Yes, Please make this my home page!
Was your becoming an atheist influenced by any kind of literary genre? (This was asked about science fiction, but not about all literature.)
- during the time I was questioning my faith I was in my first philosophy class, and we were going over Plato and a few other Greek philosophers, and the questions that they brought up in their writings gave me a push against being a theist, just by bringing up questions I had refused to think about before. (Ernest Dumenigo #1613)
- I was always atheist, as far as memory serves me. In particular, my memories assure me that I was atheist before I left England at age 6. However, when I discovered poetry at age 15, Shelley immediately became
my favorite poet. He was a particularly strident atheist, expelled from
Oxford for writing "The Necessity of Atheism" at age 19, for example. I suppose I was drawn to Shelley because of the commonality of world-view,
but finding such a powerful voice that spoke as I did certainly helped
give my views stronger outlines. (Rumplestiltskin)
- Yes. Badly written fiction/fantasy. (As in the Wholly Babble).
(Keith Brannen #713)
Actually, probably yeah. I grew up on science fiction, and became very interested in it, the culture. It made me realize a lot of things very early, which would probably have taken years more to fathom on my own,

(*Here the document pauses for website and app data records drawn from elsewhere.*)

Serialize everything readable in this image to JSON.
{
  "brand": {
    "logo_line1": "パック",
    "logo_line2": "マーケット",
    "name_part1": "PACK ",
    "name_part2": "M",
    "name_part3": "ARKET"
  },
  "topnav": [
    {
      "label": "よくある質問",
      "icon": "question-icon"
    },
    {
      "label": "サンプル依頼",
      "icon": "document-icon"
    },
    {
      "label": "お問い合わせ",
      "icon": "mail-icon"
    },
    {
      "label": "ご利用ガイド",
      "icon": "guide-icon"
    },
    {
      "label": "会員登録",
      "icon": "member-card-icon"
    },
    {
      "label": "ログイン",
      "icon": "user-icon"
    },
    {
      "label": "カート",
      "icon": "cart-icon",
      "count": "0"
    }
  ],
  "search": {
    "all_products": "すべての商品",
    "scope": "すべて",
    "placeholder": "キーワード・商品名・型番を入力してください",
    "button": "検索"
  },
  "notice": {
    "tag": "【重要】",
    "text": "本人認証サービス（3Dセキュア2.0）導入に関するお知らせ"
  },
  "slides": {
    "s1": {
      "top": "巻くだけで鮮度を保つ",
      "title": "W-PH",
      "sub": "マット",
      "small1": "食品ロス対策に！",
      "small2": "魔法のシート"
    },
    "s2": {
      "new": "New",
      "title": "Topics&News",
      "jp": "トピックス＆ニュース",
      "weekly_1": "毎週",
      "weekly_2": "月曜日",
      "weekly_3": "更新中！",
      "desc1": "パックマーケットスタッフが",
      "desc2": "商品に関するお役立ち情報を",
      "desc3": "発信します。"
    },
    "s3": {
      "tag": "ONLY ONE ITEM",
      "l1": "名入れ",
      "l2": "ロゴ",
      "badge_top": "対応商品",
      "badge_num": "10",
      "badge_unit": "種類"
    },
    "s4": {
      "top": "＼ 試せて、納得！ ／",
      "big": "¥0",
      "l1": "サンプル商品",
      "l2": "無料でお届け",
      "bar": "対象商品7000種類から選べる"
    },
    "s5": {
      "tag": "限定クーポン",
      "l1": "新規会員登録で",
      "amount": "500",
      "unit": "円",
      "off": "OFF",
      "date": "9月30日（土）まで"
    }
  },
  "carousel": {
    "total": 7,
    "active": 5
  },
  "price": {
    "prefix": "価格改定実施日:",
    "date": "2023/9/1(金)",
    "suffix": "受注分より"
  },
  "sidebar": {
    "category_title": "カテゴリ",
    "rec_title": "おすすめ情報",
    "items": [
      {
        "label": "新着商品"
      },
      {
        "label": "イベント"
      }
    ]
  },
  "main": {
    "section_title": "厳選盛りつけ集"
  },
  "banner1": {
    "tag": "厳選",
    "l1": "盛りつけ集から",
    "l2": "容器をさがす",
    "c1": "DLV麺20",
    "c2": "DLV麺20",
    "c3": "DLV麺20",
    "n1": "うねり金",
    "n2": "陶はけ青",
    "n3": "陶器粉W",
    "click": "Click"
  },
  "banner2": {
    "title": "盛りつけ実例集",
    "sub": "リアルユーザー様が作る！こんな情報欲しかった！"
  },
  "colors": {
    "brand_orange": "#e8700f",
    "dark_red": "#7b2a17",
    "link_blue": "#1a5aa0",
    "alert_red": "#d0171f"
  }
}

such as the vastness of the universe, and what possibilities there are
for life out there. (Rune Boersjoe #1295)
- I suppose some literature has aided my atheism. The main reason I am
an atheist is that I was never indoctrinated with religion by my parents.
I was exposed to it on occasion, but it was left to me to interpret what
I was exposed to. Exposure to anthropology and the concept of studing cultures from the view of a 'non-participant observer' allowed for the understanding of the roles of various religious beliefs in their cultural
context. This verified that gods are an artifact of human culture, created by man. (Joe Zawadowski #249)
- Does the bible count? (Nat #1750)
- Yes. Science fiction in particular. It seemed to open up new worlds of thought and new ways of thinking about this one. As a result, it was easier to imagine that there was no god; a precursor to actual atheism. (chibiabos)
- Starting in high school, I read a variety of "heretical" works
required of us (a private school with Christian origins.) Mark Twain's "Letters from The Earth" is one that sticks in my mind. In college I
majored in English.
No one genre, no. A BROAD spectrum of reading led to my disbelief. I compared and contrasted, and religion was found wanting.
Oh...and I have to say...I read "The Late Great Planet Earth" and
"Evidence That Demands a Verdict" while in college. They moved me more
away from the faith than any other two books. (Steve Scott)
- Not really by a genre, unless you count "writings by freethinkers" a genre. Although, the more actual history I read (non-fiction), the more I began to lean towards atheism, simply due to the new information I picked
up about religions prior to (and concurrent with) Christianity. Also,
the non-fiction of Carl Sagan was a big influence. (Michelle Martin, #1474)
- Although as a teen, I was an avid reader of science fiction, I also enjoyed books about
history and historical novels. I recall one particular novel set in 13th century France during
the Albigensian Crusade. Being a Catholic at the time, I was very disturbed by the author's
depiction of the ferocity and cruelty by the crusading army towards the heretics. This started
me wondering, and as a result, I began reading everything I could get my hands on related to
the crusades, inquisition, persecutions, holy wars, and other unsavory aspects of xian
history. I didn't like what I read, and this among other things started me along the road to
atheism. (John Hachmann #1782)
Click here to return to master questions page.